A staple element of many European, Asian, African and Middle Eastern culinary traditions, pickled and fermented ingredients are just now starting to make their way into a wide range of restaurants nationwide. From accoutrements to integration in cocktail programs, pickling has become all the rage for U.S. chefs and mixologists alike, with many restaurants choosing to initiate house-made pickling programs as well as experimenting with unique vinegars and nontraditional pickling ingredients with which to work with.
Below, we explore restaurants in three major cities that are spearheading this trend.
Within Boston's vibrant culinary scene, pickled and fermented foods have made their way center stage. Local favorite Blue Dragon gastropub has been ahead of this emerging trend for a while now, serving up a number of pickled ingredients on its menu since it first opened in 2013. Dishes such as soy pickled deviled eggs, alongside a variety of banh mi sandwiches each topped with a variety of pickled veggies are amongst the top offerings of the restaurant.
From red onions to green apples, The Gallows features a number of interesting pickled ingredients in its culinary problem. Yet the team there take it a step further by bringing pickled vegetables into their mixology program as well. With a broad range of cocktails, their brunch Smokin' Rooster cocktail, a mezcal based bloody mary garnished with pickled green beans, is perhaps the most interesting.
Owner of Cambridge burger restaurant FOUR Burgers, Michael Bissanti offers a number of pickled accompaniments with his burgers and hot dogs, yet this was not enough. Looking to experiment even further with pickling, Bissanti opened The Brine Lab, where he jars his own pickles such as carrots, jalapenos, and other custom brines that are available for purchase both inside FOUR Burgers as well as wholesale for others who wish to incorporate his pickles into their culinary programs.
The Brooklyn culinary scene is amongst the most cutting edge in the nation so it is little surprise that a number of restaurants in the city are incorporating pickled and fermented foods into their culinary programs. And these restaurants don't have to search far to find locally produced, artisanally made pickles. Operations such as Brooklyn Brine Co., Wheelhouse Pickles, and the Brooklyn Standard Deli are each operating out of the city, selling their unique, homemade pickles to a number of restaurants as well as individual consumers.
In addition to culinary programs, a number of retail outlets and markets are also starting to sell these artisanally made pickle jars.
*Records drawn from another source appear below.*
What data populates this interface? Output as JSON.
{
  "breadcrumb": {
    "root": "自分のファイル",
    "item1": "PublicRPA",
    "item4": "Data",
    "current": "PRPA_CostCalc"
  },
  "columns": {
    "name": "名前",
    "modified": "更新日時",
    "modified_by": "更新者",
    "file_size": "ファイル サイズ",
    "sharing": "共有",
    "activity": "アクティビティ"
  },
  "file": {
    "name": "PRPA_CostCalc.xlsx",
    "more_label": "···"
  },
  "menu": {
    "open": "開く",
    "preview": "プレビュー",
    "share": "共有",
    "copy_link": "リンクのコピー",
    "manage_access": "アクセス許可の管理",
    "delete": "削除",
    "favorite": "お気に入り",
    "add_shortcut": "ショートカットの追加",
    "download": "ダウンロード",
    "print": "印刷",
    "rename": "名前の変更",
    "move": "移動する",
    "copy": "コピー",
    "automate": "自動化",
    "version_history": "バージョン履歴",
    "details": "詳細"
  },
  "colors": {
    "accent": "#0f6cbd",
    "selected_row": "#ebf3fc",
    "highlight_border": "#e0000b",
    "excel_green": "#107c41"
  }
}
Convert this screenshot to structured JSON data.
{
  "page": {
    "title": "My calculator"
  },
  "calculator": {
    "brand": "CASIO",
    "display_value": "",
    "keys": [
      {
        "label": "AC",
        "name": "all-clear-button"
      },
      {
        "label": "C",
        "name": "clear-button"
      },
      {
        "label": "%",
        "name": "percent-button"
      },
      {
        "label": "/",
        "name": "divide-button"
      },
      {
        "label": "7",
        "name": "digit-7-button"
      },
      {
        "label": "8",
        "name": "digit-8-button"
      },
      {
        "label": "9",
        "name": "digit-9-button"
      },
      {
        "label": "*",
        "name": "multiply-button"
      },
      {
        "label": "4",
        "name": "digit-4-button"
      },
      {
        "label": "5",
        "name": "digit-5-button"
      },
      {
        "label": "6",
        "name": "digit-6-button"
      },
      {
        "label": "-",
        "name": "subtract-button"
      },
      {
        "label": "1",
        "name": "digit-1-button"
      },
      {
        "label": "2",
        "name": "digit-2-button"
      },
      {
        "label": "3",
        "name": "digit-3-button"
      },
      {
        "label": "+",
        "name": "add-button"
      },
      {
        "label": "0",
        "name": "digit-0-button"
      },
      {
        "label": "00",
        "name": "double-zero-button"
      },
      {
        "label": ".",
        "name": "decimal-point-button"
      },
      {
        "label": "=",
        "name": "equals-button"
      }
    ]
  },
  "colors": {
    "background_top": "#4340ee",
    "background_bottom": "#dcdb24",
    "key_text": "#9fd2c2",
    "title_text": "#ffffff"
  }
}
Clinton Hill Pickles has been locally referred to as a pickle mecca for its wide range of unique pickles, such as pineapples, green beans, mangoes, beets, eggplant, and stuffed olives.
In the Bay Area, pickles are making their way through a number of local restaurants and beverage programs. The Alembic uses pickles as toppings for a number of its dishes, such as the jerk spiced duck hearts, topped with pickled pineapple, as well as the chicken liver mousse, served on top of crostini and pickled red onions. In addition to toppings, The Alembic also serves up pickled entrees, such as the pickled deviled eggs offered at brunch.
At the Hungarian inspired Bar Tartine, chef Nick Balla loves pickles so much he offers them in a flight. And while pickling inherently allows for the pickled ingredients to be used year round, Balla's pickling program still looks to feature a variety of seasonal veggies that are constantly changing. From tumeric carrots and green tomatoes to mushrooms and parsnips, the hyper-seasonal pickling program at Bar Tartine is unparalleled.
The Boxing Room, a Louisiana inspired restaurant, offers a number of always changing vegetables in its pickling program. Ingredients pickled and served thus far include pickled green tomatoes, cayenne peppers, watermelon rind, okra and beets, to name a few.
San Francisco based Chef Douglas Monsalud, of the recently shuttered Kitchenette SF, as well as Heart art and wine bar, and LRE (Living Room Events) identifies his own pickle obsession as drawing inspiration from celebrated food writer Michael Pollan, alongside a growing interest in the health benefits of both pickled and fermented food stuffs.
Monsalud explained in an SF Gate article why he believes there is a sudden interest in pickles amongst both chefs and consumers alike "First, they [pickles] are delicious. Second, because it is a preserving method, they are a great way to return to a taste of season past."
In the same article, Monsalud furthered, "In general, there is a return to an old world, artisanal, DIY, peasant sensibility which we love."
As the pickling and fermented foods trend continues to grow in popularity, there comes more room for chefs to experiment with nontraditional ingredients and pickling bases. So will chefs nationwide work to continue elevating this trend? It seems highly likely. It is now just a matter of trial and tribulations for chefs who are deciding what they can pickle from within their own restaurants, and consumers reap the benefits.